* TASK GOAL *
From the first line to the last, output the data exactly as it stands, minus its pictures.

(Saved entries)
+===+

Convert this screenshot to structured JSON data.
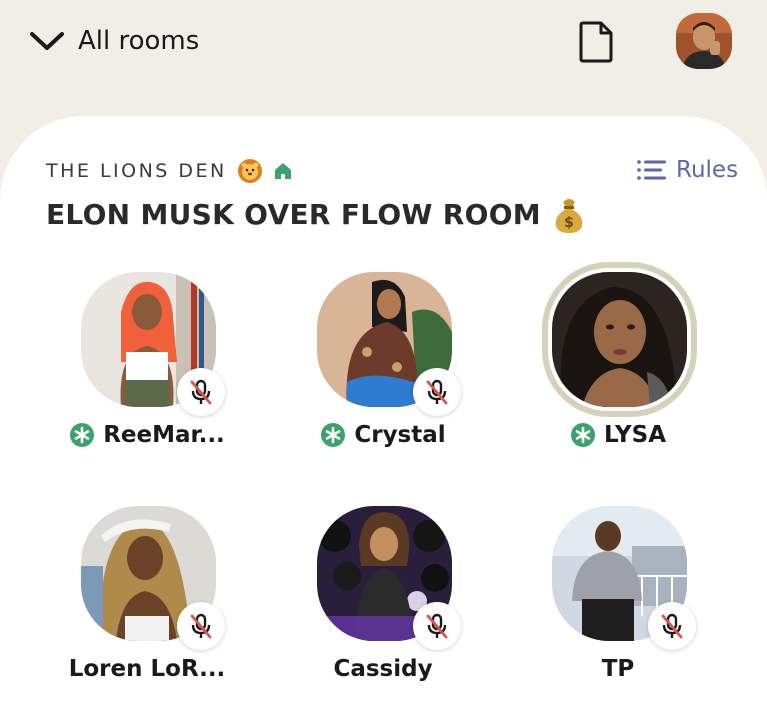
{
  "header": {
    "back_label": "All rooms",
    "icons": {
      "back": "chevron-down-icon",
      "doc": "document-icon",
      "profile": "avatar"
    }
  },
  "room": {
    "club_name": "THE LIONS DEN",
    "club_emoji": "lion-emoji",
    "club_icon": "house-icon",
    "rules_label": "Rules",
    "title": "ELON MUSK OVER FLOW ROOM",
    "title_emoji": "money-bag-emoji"
  },
  "speakers": [
    {
      "name": "ReeMar...",
      "moderator": true,
      "muted": true,
      "speaking": false
    },
    {
      "name": "Crystal",
      "moderator": true,
      "muted": true,
      "speaking": false
    },
    {
      "name": "LYSA",
      "moderator": true,
      "muted": false,
      "speaking": true
    },
    {
      "name": "Loren LoR...",
      "moderator": false,
      "muted": true,
      "speaking": false
    },
    {
      "name": "Cassidy",
      "moderator": false,
      "muted": true,
      "speaking": false
    },
    {
      "name": "TP",
      "moderator": false,
      "muted": true,
      "speaking": false
    }
  ],
  "colors": {
    "background": "#f1efe5",
    "card": "#ffffff",
    "accent_blue": "#5b6aa3",
    "moderator_green": "#3aa26a",
    "mute_red": "#d9534f",
    "speaking_ring": "#d7d1bc"
  }
}
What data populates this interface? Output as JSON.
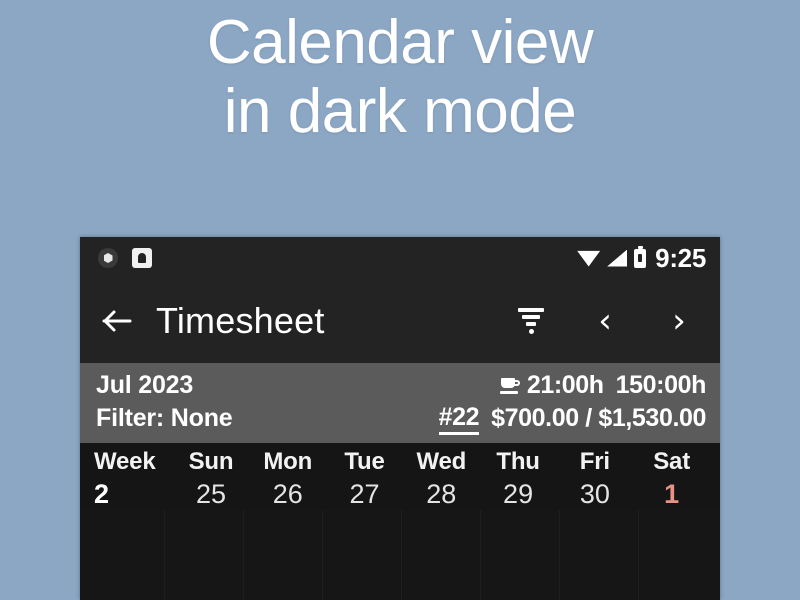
{
  "poster": {
    "background_color": "#8ca7c4",
    "headline_lines": [
      "Calendar view",
      "in dark mode"
    ],
    "headline_color": "#ffffff"
  },
  "phone": {
    "status_bar": {
      "background_color": "#232323",
      "left_icons": [
        "notification-badge-icon",
        "notification-square-icon"
      ],
      "right_icons": [
        "wifi-icon",
        "cellular-signal-icon",
        "battery-icon"
      ],
      "time": "9:25"
    },
    "app_bar": {
      "background_color": "#232323",
      "back_icon": "back-arrow-icon",
      "title": "Timesheet",
      "filter_icon": "filter-funnel-icon",
      "prev_label": "‹",
      "next_label": "›"
    },
    "summary": {
      "background_color": "#5b5b5b",
      "month": "Jul 2023",
      "filter": "Filter: None",
      "break_icon": "coffee-cup-icon",
      "hours_worked": "21:00h",
      "hours_target": "150:00h",
      "entry_count": "#22",
      "earnings": "$700.00 / $1,530.00"
    },
    "calendar": {
      "background_color": "#151515",
      "accent_weekend_color": "#e99286",
      "columns": [
        {
          "header": "Week",
          "day": "2",
          "weekend": false,
          "first": true
        },
        {
          "header": "Sun",
          "day": "25",
          "weekend": false,
          "first": false
        },
        {
          "header": "Mon",
          "day": "26",
          "weekend": false,
          "first": false
        },
        {
          "header": "Tue",
          "day": "27",
          "weekend": false,
          "first": false
        },
        {
          "header": "Wed",
          "day": "28",
          "weekend": false,
          "first": false
        },
        {
          "header": "Thu",
          "day": "29",
          "weekend": false,
          "first": false
        },
        {
          "header": "Fri",
          "day": "30",
          "weekend": false,
          "first": false
        },
        {
          "header": "Sat",
          "day": "1",
          "weekend": true,
          "first": false
        }
      ]
    }
  }
}
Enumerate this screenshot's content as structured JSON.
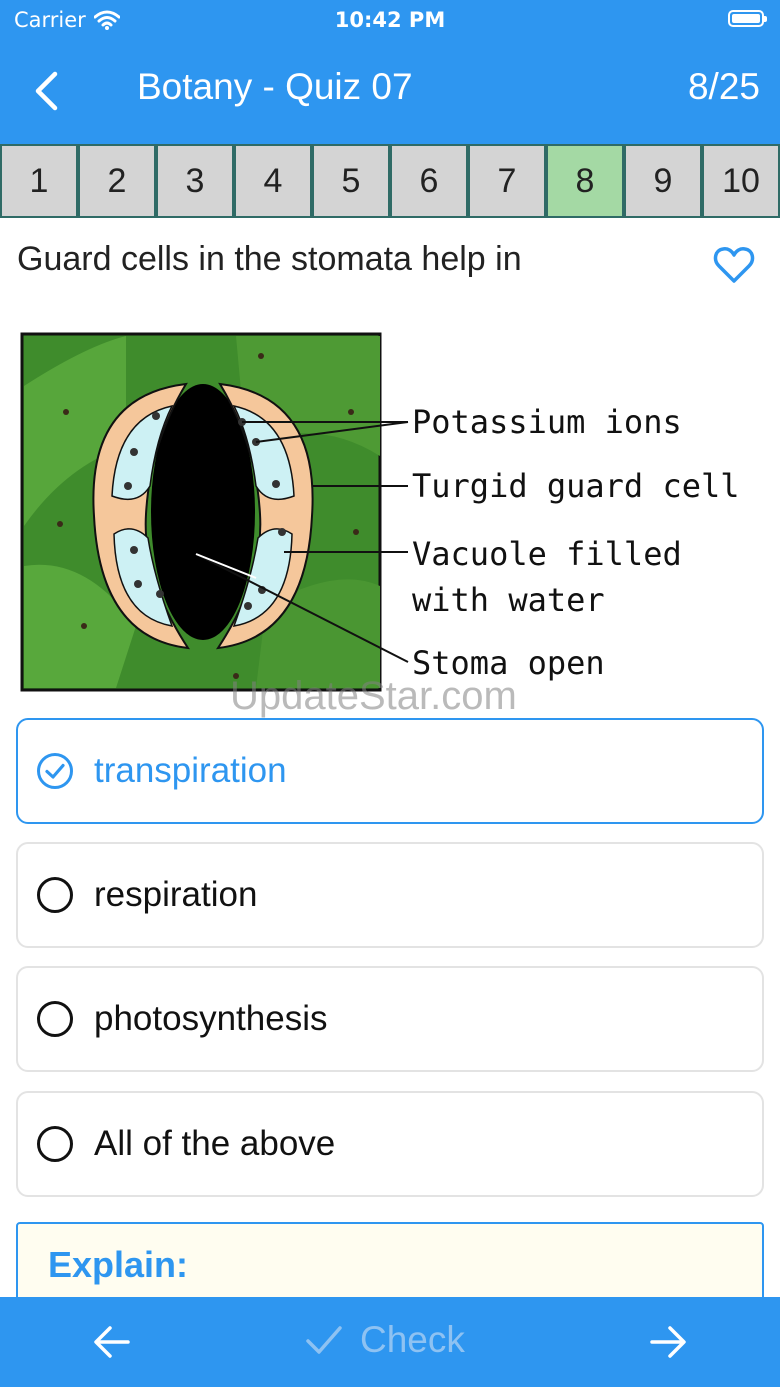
{
  "status_bar": {
    "carrier": "Carrier",
    "time": "10:42 PM"
  },
  "header": {
    "title": "Botany - Quiz 07",
    "progress": "8/25",
    "back_icon": "chevron-left-icon"
  },
  "question_nav": {
    "items": [
      "1",
      "2",
      "3",
      "4",
      "5",
      "6",
      "7",
      "8",
      "9",
      "10"
    ],
    "active_index": 7,
    "active_color": "#a4d9a4"
  },
  "question": {
    "text": "Guard cells in the stomata help in",
    "favorite_icon": "heart-outline-icon"
  },
  "figure": {
    "labels": [
      "Potassium ions",
      "Turgid guard cell",
      "Vacuole filled",
      "with water",
      "Stoma open"
    ]
  },
  "watermark": "UpdateStar.com",
  "options": [
    {
      "label": "transpiration",
      "selected": true
    },
    {
      "label": "respiration",
      "selected": false
    },
    {
      "label": "photosynthesis",
      "selected": false
    },
    {
      "label": "All of the above",
      "selected": false
    }
  ],
  "explain": {
    "title": "Explain:"
  },
  "bottom_bar": {
    "check_label": "Check",
    "prev_icon": "arrow-left-icon",
    "next_icon": "arrow-right-icon"
  },
  "colors": {
    "accent": "#2e96f0",
    "nav_cell": "#d4d4d4",
    "nav_border": "#2f6b66"
  }
}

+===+

* SOLUTION FOR THIS PROBLEM *
Convert this screenshot to structured JSON data.
{
  "header": {
    "back_label": "All rooms",
    "icons": {
      "back": "chevron-down-icon",
      "doc": "document-icon",
      "profile": "avatar"
    }
  },
  "room": {
    "club_name": "THE LIONS DEN",
    "club_emoji": "lion-emoji",
    "club_icon": "house-icon",
    "rules_label": "Rules",
    "title": "ELON MUSK OVER FLOW ROOM",
    "title_emoji": "money-bag-emoji"
  },
  "speakers": [
    {
      "name": "ReeMar...",
      "moderator": true,
      "muted": true,
      "speaking": false
    },
    {
      "name": "Crystal",
      "moderator": true,
      "muted": true,
      "speaking": false
    },
    {
      "name": "LYSA",
      "moderator": true,
      "muted": false,
      "speaking": true
    },
    {
      "name": "Loren LoR...",
      "moderator": false,
      "muted": true,
      "speaking": false
    },
    {
      "name": "Cassidy",
      "moderator": false,
      "muted": true,
      "speaking": false
    },
    {
      "name": "TP",
      "moderator": false,
      "muted": true,
      "speaking": false
    }
  ],
  "colors": {
    "background": "#f1efe5",
    "card": "#ffffff",
    "accent_blue": "#5b6aa3",
    "moderator_green": "#3aa26a",
    "mute_red": "#d9534f",
    "speaking_ring": "#d7d1bc"
  }
}
What data populates this interface? Output as JSON.
{
  "poster": {
    "background_color": "#8ca7c4",
    "headline_lines": [
      "Calendar view",
      "in dark mode"
    ],
    "headline_color": "#ffffff"
  },
  "phone": {
    "status_bar": {
      "background_color": "#232323",
      "left_icons": [
        "notification-badge-icon",
        "notification-square-icon"
      ],
      "right_icons": [
        "wifi-icon",
        "cellular-signal-icon",
        "battery-icon"
      ],
      "time": "9:25"
    },
    "app_bar": {
      "background_color": "#232323",
      "back_icon": "back-arrow-icon",
      "title": "Timesheet",
      "filter_icon": "filter-funnel-icon",
      "prev_label": "‹",
      "next_label": "›"
    },
    "summary": {
      "background_color": "#5b5b5b",
      "month": "Jul 2023",
      "filter": "Filter: None",
      "break_icon": "coffee-cup-icon",
      "hours_worked": "21:00h",
      "hours_target": "150:00h",
      "entry_count": "#22",
      "earnings": "$700.00 / $1,530.00"
    },
    "calendar": {
      "background_color": "#151515",
      "accent_weekend_color": "#e99286",
      "columns": [
        {
          "header": "Week",
          "day": "2",
          "weekend": false,
          "first": true
        },
        {
          "header": "Sun",
          "day": "25",
          "weekend": false,
          "first": false
        },
        {
          "header": "Mon",
          "day": "26",
          "weekend": false,
          "first": false
        },
        {
          "header": "Tue",
          "day": "27",
          "weekend": false,
          "first": false
        },
        {
          "header": "Wed",
          "day": "28",
          "weekend": false,
          "first": false
        },
        {
          "header": "Thu",
          "day": "29",
          "weekend": false,
          "first": false
        },
        {
          "header": "Fri",
          "day": "30",
          "weekend": false,
          "first": false
        },
        {
          "header": "Sat",
          "day": "1",
          "weekend": true,
          "first": false
        }
      ]
    }
  }
}
Enumerate this screenshot's content as structured JSON.
{
  "status_bar": {
    "carrier": "Carrier",
    "time": "10:42 PM"
  },
  "header": {
    "title": "Botany - Quiz 07",
    "progress": "8/25",
    "back_icon": "chevron-left-icon"
  },
  "question_nav": {
    "items": [
      "1",
      "2",
      "3",
      "4",
      "5",
      "6",
      "7",
      "8",
      "9",
      "10"
    ],
    "active_index": 7,
    "active_color": "#a4d9a4"
  },
  "question": {
    "text": "Guard cells in the stomata help in",
    "favorite_icon": "heart-outline-icon"
  },
  "figure": {
    "labels": [
      "Potassium ions",
      "Turgid guard cell",
      "Vacuole filled",
      "with water",
      "Stoma open"
    ]
  },
  "watermark": "UpdateStar.com",
  "options": [
    {
      "label": "transpiration",
      "selected": true
    },
    {
      "label": "respiration",
      "selected": false
    },
    {
      "label": "photosynthesis",
      "selected": false
    },
    {
      "label": "All of the above",
      "selected": false
    }
  ],
  "explain": {
    "title": "Explain:"
  },
  "bottom_bar": {
    "check_label": "Check",
    "prev_icon": "arrow-left-icon",
    "next_icon": "arrow-right-icon"
  },
  "colors": {
    "accent": "#2e96f0",
    "nav_cell": "#d4d4d4",
    "nav_border": "#2f6b66"
  }
}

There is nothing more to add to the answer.